I drove the rig to work through all weathers and it performed admirably. One fateful day I was driving home on sideroads through town, because my charging system was starting to go on the fritz and it was pouring down rain. At an intersection about a mile from home a man in a "three-quarter ton" van ran a stop, after I had made mine and made forceful contact with the front of my rig. Now, because a side-car rig has some similarities to a small car , instead of knocking me down and dragging me under the front bumper, the rig spun and threw me into the front quarter and side of the van. I never got to see the damage I did to the side of the van because the owner decided to run. As I slowly picked myself up, I looked down the street to see him leaning out his window and deciding I was alright and driving off. As fate would have it a nurse happened upon the scene first and was trying to right my rig which was on it's side with the side car up. I stopped her from hurting herself trying to lift it from the bars. A gentle push on the side car wheel righted the rig. At this point I was little worried about it and more concerned about my injuries.  I was more concerned about my arms that were extremely painful.
As it turned out she checked me over and said most likely nothing was broken, just sprained, twisted and pulled...and maybe some general blunt force truama....

I eventually straightened the frame of the bike and rode the rig untill the sidecar wheel bearing finally gave it up. The SL became a "Caferacer". Since then I have picked up 4 more sidecars. One is another Thompson, a later model with  a square tube frame and the optional front cover. One is a California Sidecar frame minus the body which was stolen. One is a  Tag-a-long, also by California Sidecars. It is an ultra-light unit made for smaller motorcycles. The other is a British made unit of unkown make, but we're guessing it might be a Watsonian. The body of that one was stolen as well after I purchased it. For some reason, some one was stealing sidecar bodies about 15 years ago. About a dozen years ago my friend purchased a 750 Honda with a California sidecar attached. What a revelation it was riding it home for him that first night. With the power of the 750 it was hardly slowed down, and made me want a bigger bike with a sidecar.

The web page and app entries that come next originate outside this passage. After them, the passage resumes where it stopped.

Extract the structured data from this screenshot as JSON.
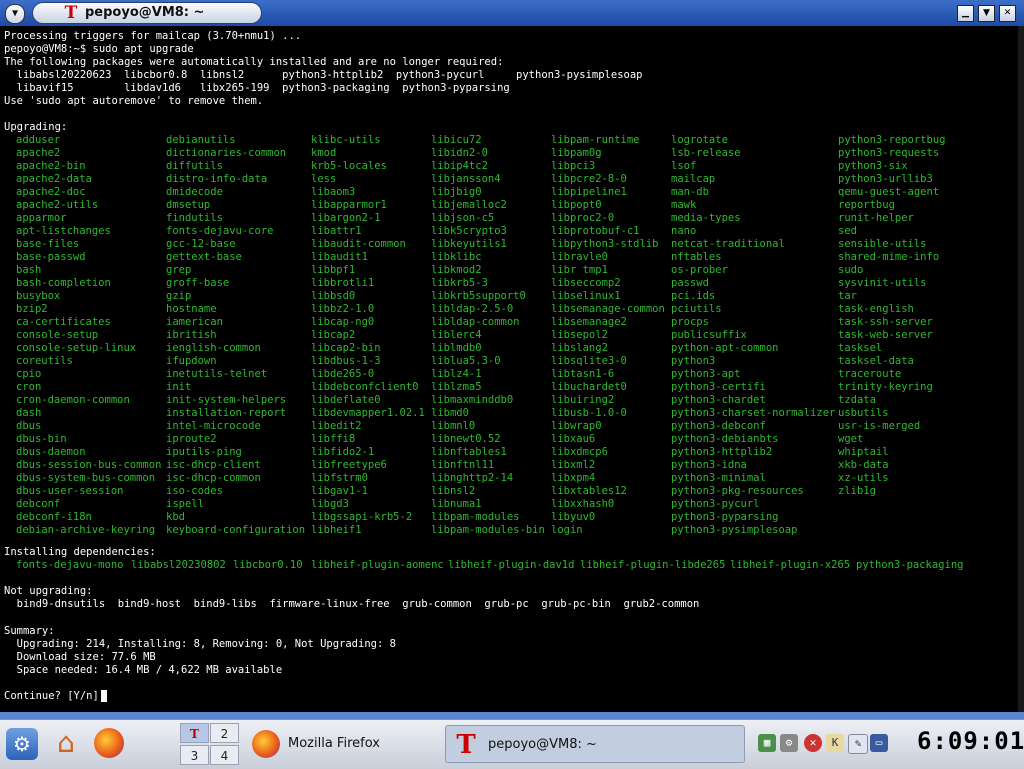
{
  "window": {
    "title": "pepoyo@VM8: ~",
    "app_icon": "T"
  },
  "terminal": {
    "lines": [
      "Processing triggers for mailcap (3.70+nmu1) ...",
      "pepoyo@VM8:~$ sudo apt upgrade",
      "The following packages were automatically installed and are no longer required:",
      "  libabsl20220623  libcbor0.8  libnsl2      python3-httplib2  python3-pycurl     python3-pysimplesoap",
      "  libavif15        libdav1d6   libx265-199  python3-packaging  python3-pyparsing",
      "Use 'sudo apt autoremove' to remove them.",
      "",
      "Upgrading:"
    ],
    "upgrading": [
      [
        "adduser",
        "apache2",
        "apache2-bin",
        "apache2-data",
        "apache2-doc",
        "apache2-utils",
        "apparmor",
        "apt-listchanges",
        "base-files",
        "base-passwd",
        "bash",
        "bash-completion",
        "busybox",
        "bzip2",
        "ca-certificates",
        "console-setup",
        "console-setup-linux",
        "coreutils",
        "cpio",
        "cron",
        "cron-daemon-common",
        "dash",
        "dbus",
        "dbus-bin",
        "dbus-daemon",
        "dbus-session-bus-common",
        "dbus-system-bus-common",
        "dbus-user-session",
        "debconf",
        "debconf-i18n",
        "debian-archive-keyring"
      ],
      [
        "debianutils",
        "dictionaries-common",
        "diffutils",
        "distro-info-data",
        "dmidecode",
        "dmsetup",
        "findutils",
        "fonts-dejavu-core",
        "gcc-12-base",
        "gettext-base",
        "grep",
        "groff-base",
        "gzip",
        "hostname",
        "iamerican",
        "ibritish",
        "ienglish-common",
        "ifupdown",
        "inetutils-telnet",
        "init",
        "init-system-helpers",
        "installation-report",
        "intel-microcode",
        "iproute2",
        "iputils-ping",
        "isc-dhcp-client",
        "isc-dhcp-common",
        "iso-codes",
        "ispell",
        "kbd",
        "keyboard-configuration"
      ],
      [
        "klibc-utils",
        "kmod",
        "krb5-locales",
        "less",
        "libaom3",
        "libapparmor1",
        "libargon2-1",
        "libattr1",
        "libaudit-common",
        "libaudit1",
        "libbpf1",
        "libbrotli1",
        "libbsd0",
        "libbz2-1.0",
        "libcap-ng0",
        "libcap2",
        "libcap2-bin",
        "libdbus-1-3",
        "libde265-0",
        "libdebconfclient0",
        "libdeflate0",
        "libdevmapper1.02.1",
        "libedit2",
        "libffi8",
        "libfido2-1",
        "libfreetype6",
        "libfstrm0",
        "libgav1-1",
        "libgd3",
        "libgssapi-krb5-2",
        "libheif1"
      ],
      [
        "libicu72",
        "libidn2-0",
        "libip4tc2",
        "libjansson4",
        "libjbig0",
        "libjemalloc2",
        "libjson-c5",
        "libk5crypto3",
        "libkeyutils1",
        "libklibc",
        "libkmod2",
        "libkrb5-3",
        "libkrb5support0",
        "libldap-2.5-0",
        "libldap-common",
        "liblerc4",
        "liblmdb0",
        "liblua5.3-0",
        "liblz4-1",
        "liblzma5",
        "libmaxminddb0",
        "libmd0",
        "libmnl0",
        "libnewt0.52",
        "libnftables1",
        "libnftnl11",
        "libnghttp2-14",
        "libnsl2",
        "libnuma1",
        "libpam-modules",
        "libpam-modules-bin"
      ],
      [
        "libpam-runtime",
        "libpam0g",
        "libpci3",
        "libpcre2-8-0",
        "libpipeline1",
        "libpopt0",
        "libproc2-0",
        "libprotobuf-c1",
        "libpython3-stdlib",
        "libravle0",
        "libr tmp1",
        "libseccomp2",
        "libselinux1",
        "libsemanage-common",
        "libsemanage2",
        "libsepol2",
        "libslang2",
        "libsqlite3-0",
        "libtasn1-6",
        "libuchardet0",
        "libuiring2",
        "libusb-1.0-0",
        "libwrap0",
        "libxau6",
        "libxdmcp6",
        "libxml2",
        "libxpm4",
        "libxtables12",
        "libxxhash0",
        "libyuv0",
        "login"
      ],
      [
        "logrotate",
        "lsb-release",
        "lsof",
        "mailcap",
        "man-db",
        "mawk",
        "media-types",
        "nano",
        "netcat-traditional",
        "nftables",
        "os-prober",
        "passwd",
        "pci.ids",
        "pciutils",
        "procps",
        "publicsuffix",
        "python-apt-common",
        "python3",
        "python3-apt",
        "python3-certifi",
        "python3-chardet",
        "python3-charset-normalizer",
        "python3-debconf",
        "python3-debianbts",
        "python3-httplib2",
        "python3-idna",
        "python3-minimal",
        "python3-pkg-resources",
        "python3-pycurl",
        "python3-pyparsing",
        "python3-pysimplesoap"
      ],
      [
        "python3-reportbug",
        "python3-requests",
        "python3-six",
        "python3-urllib3",
        "qemu-guest-agent",
        "reportbug",
        "runit-helper",
        "sed",
        "sensible-utils",
        "shared-mime-info",
        "sudo",
        "sysvinit-utils",
        "tar",
        "task-english",
        "task-ssh-server",
        "task-web-server",
        "tasksel",
        "tasksel-data",
        "traceroute",
        "trinity-keyring",
        "tzdata",
        "usbutils",
        "usr-is-merged",
        "wget",
        "whiptail",
        "xkb-data",
        "xz-utils",
        "zlib1g"
      ]
    ],
    "installing_header": "Installing dependencies:",
    "installing": [
      "fonts-dejavu-mono",
      "libabsl20230802",
      "libcbor0.10",
      "libheif-plugin-aomenc",
      "libheif-plugin-dav1d",
      "libheif-plugin-libde265",
      "libheif-plugin-x265",
      "python3-packaging"
    ],
    "not_upgrading_header": "Not upgrading:",
    "not_upgrading_line": "  bind9-dnsutils  bind9-host  bind9-libs  firmware-linux-free  grub-common  grub-pc  grub-pc-bin  grub2-common",
    "summary_lines": [
      "Summary:",
      "  Upgrading: 214, Installing: 8, Removing: 0, Not Upgrading: 8",
      "  Download size: 77.6 MB",
      "  Space needed: 16.4 MB / 4,622 MB available",
      "",
      "Continue? [Y/n] "
    ]
  },
  "taskbar": {
    "pager": [
      "2",
      "3",
      "4"
    ],
    "pager_active_icon": "T",
    "tasks": [
      {
        "label": "Mozilla Firefox"
      },
      {
        "label": "pepoyo@VM8: ~"
      }
    ],
    "clock": "6:09:01"
  },
  "colors": {
    "package_green": "#2fb82f",
    "titlebar_blue": "#2553b0"
  }
}
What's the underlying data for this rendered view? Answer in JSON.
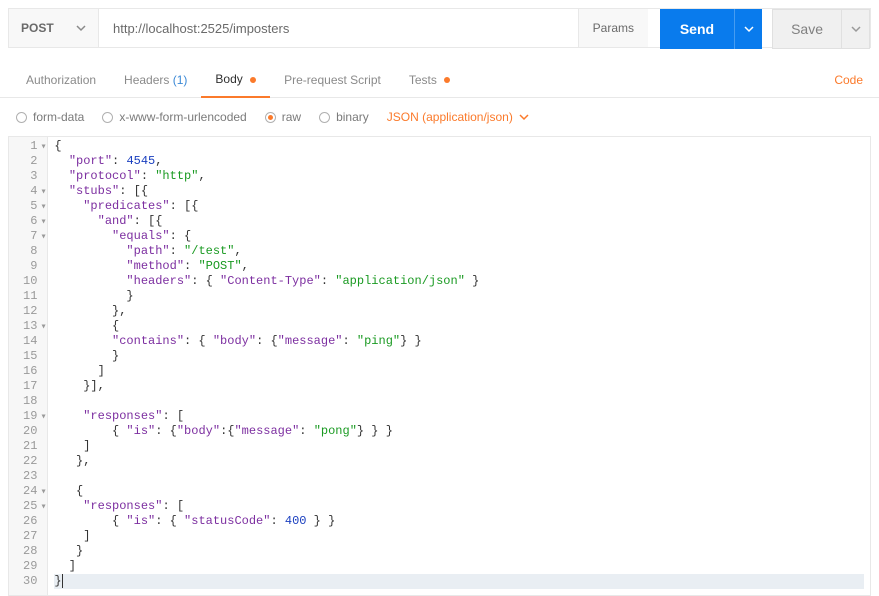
{
  "topbar": {
    "method": "POST",
    "url": "http://localhost:2525/imposters",
    "params_label": "Params",
    "send_label": "Send",
    "save_label": "Save"
  },
  "tabs": {
    "authorization": "Authorization",
    "headers": "Headers",
    "headers_count": "(1)",
    "body": "Body",
    "prerequest": "Pre-request Script",
    "tests": "Tests",
    "code_link": "Code"
  },
  "body_subtabs": {
    "form_data": "form-data",
    "urlencoded": "x-www-form-urlencoded",
    "raw": "raw",
    "binary": "binary",
    "content_type": "JSON (application/json)"
  },
  "editor": {
    "line_count": 30,
    "fold_lines": [
      1,
      4,
      5,
      6,
      7,
      13,
      19,
      24,
      25
    ],
    "selected_line": 30,
    "lines_html": [
      "<span class='p'>{</span>",
      "  <span class='k'>\"port\"</span>: <span class='n'>4545</span>,",
      "  <span class='k'>\"protocol\"</span>: <span class='s'>\"http\"</span>,",
      "  <span class='k'>\"stubs\"</span>: [{",
      "    <span class='k'>\"predicates\"</span>: [{",
      "      <span class='k'>\"and\"</span>: [{",
      "        <span class='k'>\"equals\"</span>: {",
      "          <span class='k'>\"path\"</span>: <span class='s'>\"/test\"</span>,",
      "          <span class='k'>\"method\"</span>: <span class='s'>\"POST\"</span>,",
      "          <span class='k'>\"headers\"</span>: { <span class='k'>\"Content-Type\"</span>: <span class='s'>\"application/json\"</span> }",
      "          }",
      "        },",
      "        {",
      "        <span class='k'>\"contains\"</span>: { <span class='k'>\"body\"</span>: {<span class='k'>\"message\"</span>: <span class='s'>\"ping\"</span>} }",
      "        }",
      "      ]",
      "    }],",
      "",
      "    <span class='k'>\"responses\"</span>: [",
      "        { <span class='k'>\"is\"</span>: {<span class='k'>\"body\"</span>:{<span class='k'>\"message\"</span>: <span class='s'>\"pong\"</span>} } }",
      "    ]",
      "   },",
      "",
      "   {",
      "    <span class='k'>\"responses\"</span>: [",
      "        { <span class='k'>\"is\"</span>: { <span class='k'>\"statusCode\"</span>: <span class='n'>400</span> } }",
      "    ]",
      "   }",
      "  ]",
      "}<span class='cursor'></span>"
    ]
  }
}
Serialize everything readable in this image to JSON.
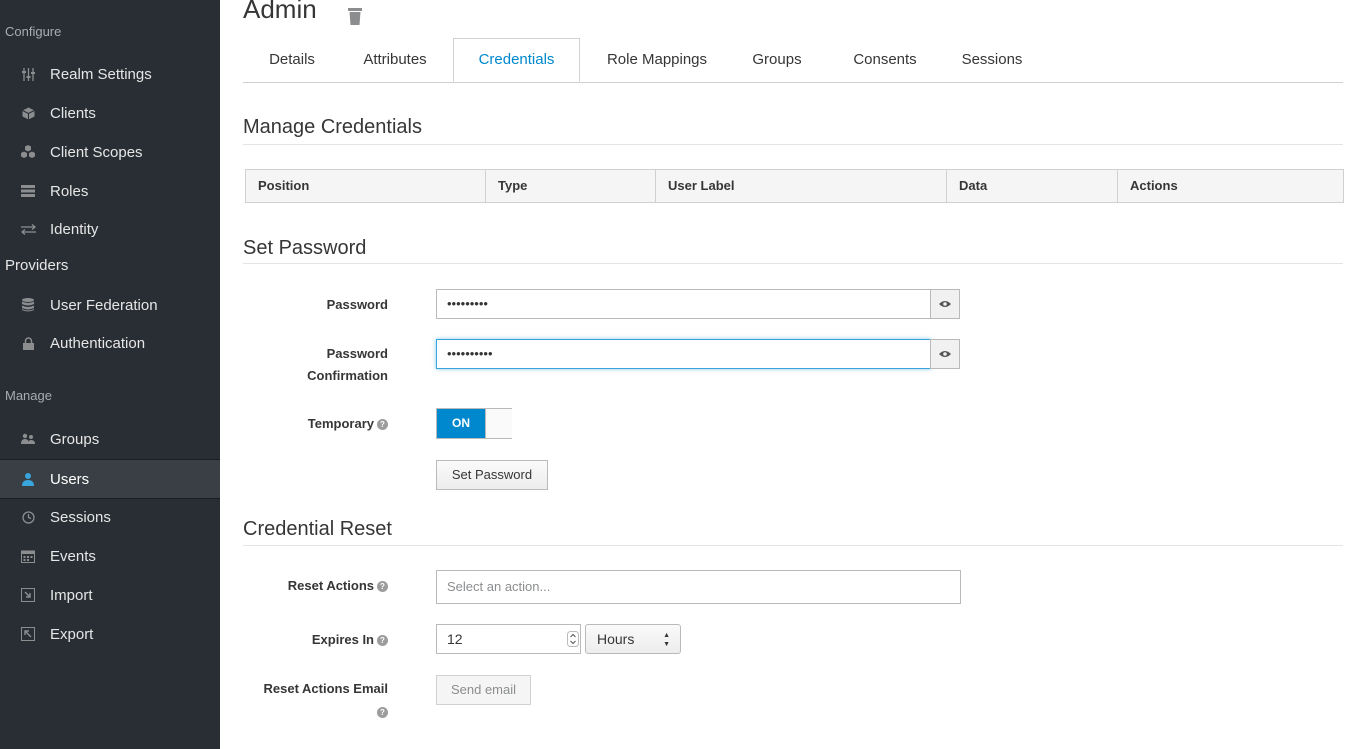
{
  "sidebar": {
    "configure_label": "Configure",
    "manage_label": "Manage",
    "configure_items": [
      {
        "label": "Realm Settings",
        "icon": "sliders-icon"
      },
      {
        "label": "Clients",
        "icon": "cube-icon"
      },
      {
        "label": "Client Scopes",
        "icon": "cubes-icon"
      },
      {
        "label": "Roles",
        "icon": "list-icon"
      },
      {
        "label": "Identity",
        "label2": "Providers",
        "icon": "exchange-icon"
      },
      {
        "label": "User Federation",
        "icon": "database-icon"
      },
      {
        "label": "Authentication",
        "icon": "lock-icon"
      }
    ],
    "manage_items": [
      {
        "label": "Groups",
        "icon": "users-icon"
      },
      {
        "label": "Users",
        "icon": "user-icon",
        "active": true
      },
      {
        "label": "Sessions",
        "icon": "clock-icon"
      },
      {
        "label": "Events",
        "icon": "calendar-icon"
      },
      {
        "label": "Import",
        "icon": "import-icon"
      },
      {
        "label": "Export",
        "icon": "export-icon"
      }
    ]
  },
  "header": {
    "title": "Admin"
  },
  "tabs": [
    {
      "label": "Details"
    },
    {
      "label": "Attributes"
    },
    {
      "label": "Credentials",
      "active": true
    },
    {
      "label": "Role Mappings"
    },
    {
      "label": "Groups"
    },
    {
      "label": "Consents"
    },
    {
      "label": "Sessions"
    }
  ],
  "manage_credentials": {
    "title": "Manage Credentials",
    "columns": [
      "Position",
      "Type",
      "User Label",
      "Data",
      "Actions"
    ]
  },
  "set_password": {
    "title": "Set Password",
    "password_label": "Password",
    "password_value": "•••••••••",
    "confirm_label_1": "Password",
    "confirm_label_2": "Confirmation",
    "confirm_value": "••••••••••",
    "temporary_label": "Temporary",
    "temporary_state": "ON",
    "button_label": "Set Password"
  },
  "credential_reset": {
    "title": "Credential Reset",
    "reset_actions_label": "Reset Actions",
    "reset_actions_placeholder": "Select an action...",
    "expires_label": "Expires In",
    "expires_value": "12",
    "expires_unit": "Hours",
    "email_label": "Reset Actions Email",
    "email_button": "Send email"
  },
  "colors": {
    "accent": "#0088ce",
    "sidebar_bg": "#292e34"
  }
}
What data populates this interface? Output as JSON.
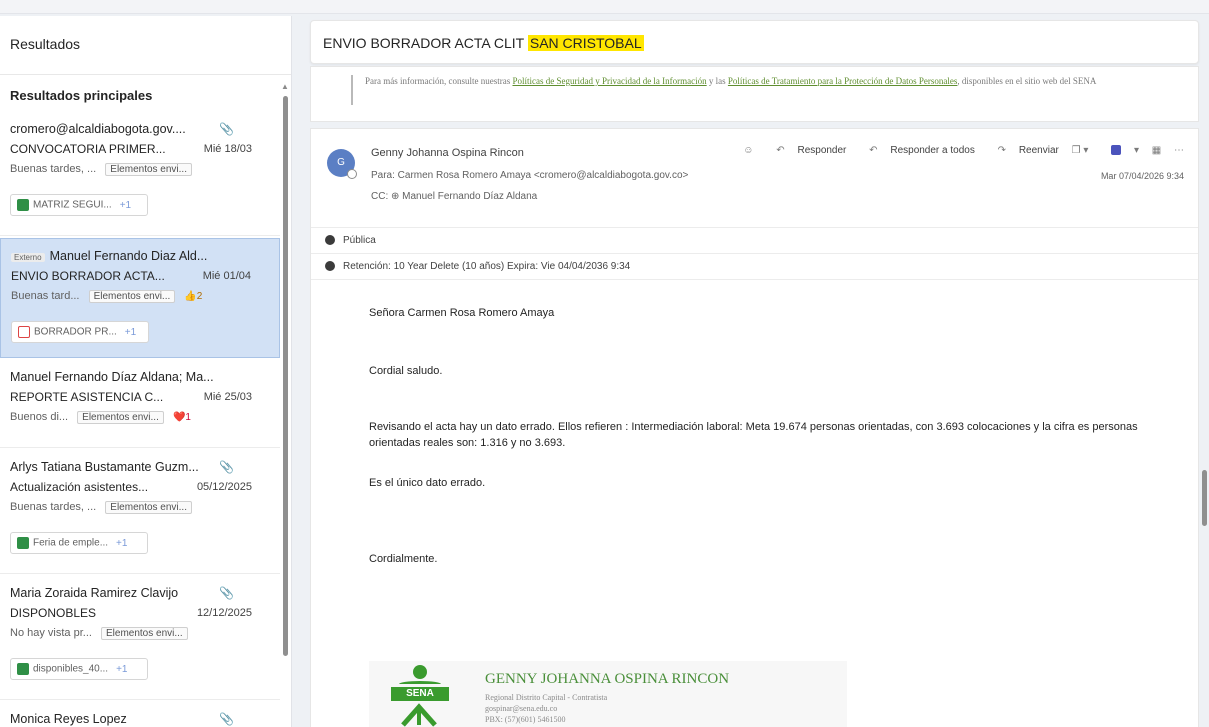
{
  "left_pane": {
    "title": "Resultados",
    "subtitle": "Resultados principales",
    "items": [
      {
        "sender": "cromero@alcaldiabogota.gov....",
        "subject": "CONVOCATORIA PRIMER...",
        "date": "Mié 18/03",
        "preview": "Buenas tardes, ...",
        "folder": "Elementos envi...",
        "attachment": "MATRIZ SEGUI...",
        "attachment_more": "+1",
        "has_clip": true
      },
      {
        "external_tag": "Externo",
        "sender": "Manuel Fernando Diaz Ald...",
        "subject": "ENVIO BORRADOR ACTA...",
        "date": "Mié 01/04",
        "preview": "Buenas tard...",
        "folder": "Elementos envi...",
        "reaction": "👍2",
        "attachment": "BORRADOR PR...",
        "attachment_more": "+1",
        "selected": true
      },
      {
        "sender": "Manuel Fernando Díaz Aldana; Ma...",
        "subject": "REPORTE ASISTENCIA C...",
        "date": "Mié 25/03",
        "preview": "Buenos di...",
        "folder": "Elementos envi...",
        "reaction": "❤️1"
      },
      {
        "sender": "Arlys Tatiana Bustamante Guzm...",
        "subject": "Actualización asistentes...",
        "date": "05/12/2025",
        "preview": "Buenas tardes, ...",
        "folder": "Elementos envi...",
        "attachment": "Feria de emple...",
        "attachment_more": "+1",
        "has_clip": true
      },
      {
        "sender": "Maria Zoraida Ramirez Clavijo",
        "subject": "DISPONOBLES",
        "date": "12/12/2025",
        "preview": "No hay vista pr...",
        "folder": "Elementos envi...",
        "attachment": "disponibles_40...",
        "attachment_more": "+1",
        "has_clip": true
      },
      {
        "sender": "Monica Reyes Lopez",
        "has_clip": true
      }
    ]
  },
  "reading_pane": {
    "subject_prefix": "ENVIO BORRADOR ACTA CLIT ",
    "subject_highlight": "SAN CRISTOBAL",
    "previous_footer": {
      "text_1": "Para más información, consulte nuestras ",
      "link_1": "Políticas de Seguridad y Privacidad de la Información",
      "text_2": " y las ",
      "link_2": "Políticas de Tratamiento para la Protección de Datos Personales",
      "text_3": ", disponibles en el sitio web del SENA"
    },
    "message": {
      "avatar_initials": "G",
      "from": "Genny Johanna Ospina Rincon",
      "to": "Para:  Carmen Rosa Romero Amaya <cromero@alcaldiabogota.gov.co>",
      "cc": "CC:  ⊕ Manuel Fernando Díaz Aldana",
      "date": "Mar 07/04/2026 9:34",
      "actions": {
        "emoji_icon": "☺",
        "reply": "Responder",
        "reply_all": "Responder a todos",
        "forward": "Reenviar"
      },
      "sensitivity": "Pública",
      "retention": "Retención: 10 Year Delete (10 años)  Expira: Vie 04/04/2036 9:34",
      "body": {
        "greeting": "Señora Carmen Rosa Romero Amaya",
        "salutation": "Cordial saludo.",
        "paragraph": "Revisando el acta hay un dato errado.  Ellos refieren : Intermediación laboral: Meta 19.674 personas orientadas, con 3.693 colocaciones y la cifra es personas orientadas reales son: 1.316 y no 3.693.",
        "line_2": "Es el único dato errado.",
        "closing": "Cordialmente."
      },
      "signature": {
        "logo_text": "SENA",
        "name": "GENNY JOHANNA OSPINA RINCON",
        "line_1": "Regional Distrito Capital - Contratista",
        "line_2": "gospinar@sena.edu.co",
        "line_3": "PBX: (57)(601) 5461500"
      }
    }
  },
  "colors": {
    "highlight": "#ffe600",
    "selected_item_bg": "#d2e1f5",
    "sena_green": "#3a9b2e"
  }
}
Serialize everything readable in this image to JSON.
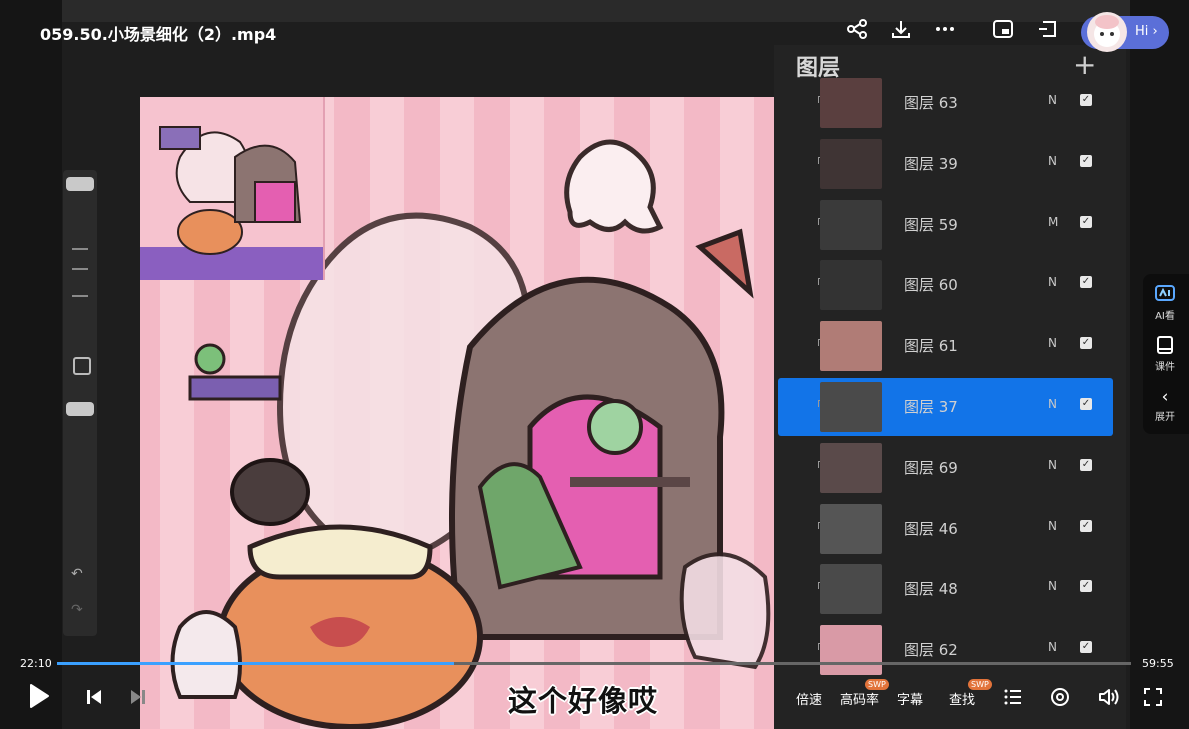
{
  "video": {
    "title": "059.50.小场景细化（2）.mp4",
    "subtitle": "这个好像哎"
  },
  "header_icons": [
    "share-icon",
    "download-icon",
    "more-icon",
    "picture-in-picture-icon",
    "projection-icon"
  ],
  "assistant": {
    "label": "Hi"
  },
  "side_panel": {
    "items": [
      {
        "icon": "ai-watch-icon",
        "label": "AI看"
      },
      {
        "icon": "courseware-icon",
        "label": "课件"
      },
      {
        "icon": "chevron-left-icon",
        "label": "展开"
      }
    ]
  },
  "procreate": {
    "layers_title": "图层",
    "add_symbol": "+",
    "layers": [
      {
        "name": "图层 63",
        "mode": "N",
        "visible": true,
        "active": false
      },
      {
        "name": "图层 39",
        "mode": "N",
        "visible": true,
        "active": false
      },
      {
        "name": "图层 59",
        "mode": "M",
        "visible": true,
        "active": false
      },
      {
        "name": "图层 60",
        "mode": "N",
        "visible": true,
        "active": false
      },
      {
        "name": "图层 61",
        "mode": "N",
        "visible": true,
        "active": false
      },
      {
        "name": "图层 37",
        "mode": "N",
        "visible": true,
        "active": true
      },
      {
        "name": "图层 69",
        "mode": "N",
        "visible": true,
        "active": false
      },
      {
        "name": "图层 46",
        "mode": "N",
        "visible": true,
        "active": false
      },
      {
        "name": "图层 48",
        "mode": "N",
        "visible": true,
        "active": false
      },
      {
        "name": "图层 62",
        "mode": "N",
        "visible": true,
        "active": false
      }
    ]
  },
  "playback": {
    "current_time": "22:10",
    "total_time": "59:55",
    "progress": 0.37,
    "speed_label": "倍速",
    "quality_label": "高码率",
    "quality_badge": "SWP",
    "caption_label": "字幕",
    "search_label": "查找",
    "search_badge": "SWP"
  },
  "colors": {
    "accent": "#3aa0ff",
    "layer_active": "#1274e8",
    "canvas_pink": "#f3b9c6",
    "assistant_blue": "#5b6fd8"
  }
}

Thinking about hooking up one of these to a Kawa 1000, could be fun. Now to go look for those old pics I have stashed somewhere.....

Tuesday, June 7, 2011

National Motorcycle Museum pics

My climbing/skiing/work partner Rick and his girlfriend Nancy just got back from the UK last week. They made a trip to the NMM. Rick gave me a stack of photos he took. These are scans made with my new toy, and they seem to be alright.
Just wish it was a little less tedious to upload them, but 8 pics shouldn't take too long, right?
I've never been to the UK, let alone the NMM, but it's definitely on my to do list.
P.S. Forgot to mention that Nancy's 85 year old cousin went along to the museum and was quite excited about seeing the Bantam, which was just like one she owned.

Sunday, June 5, 2011

Parts,parts,and more parts

Three weeks since the last posting, ehhhhh?   Well, partly the blame of the American Telephone and Telegraph Company....and the fact that there just are'nt enough hours in the day it seems. Been going through lots of parts, sorting and making lists. It will be nice to be able to do this from my own puter now, rather than using others. 
One thing I need to do is get a scanner/printer to go with this new toy.Then I can post some old pics as they show up. Of course I'm still learning how all this new stuff works...being cranky and old it takes longer to forget stuff and learn new stuff, or something like that.
Prize winning Cubbie
So for now I'll post some more pics from that show last year, and get back to documenting the current projects...that would be the 1957 and 1966 Triumph 650's. I may be contacting the gentleman with all the parts in the pic above. He seems to have a pretty good stash...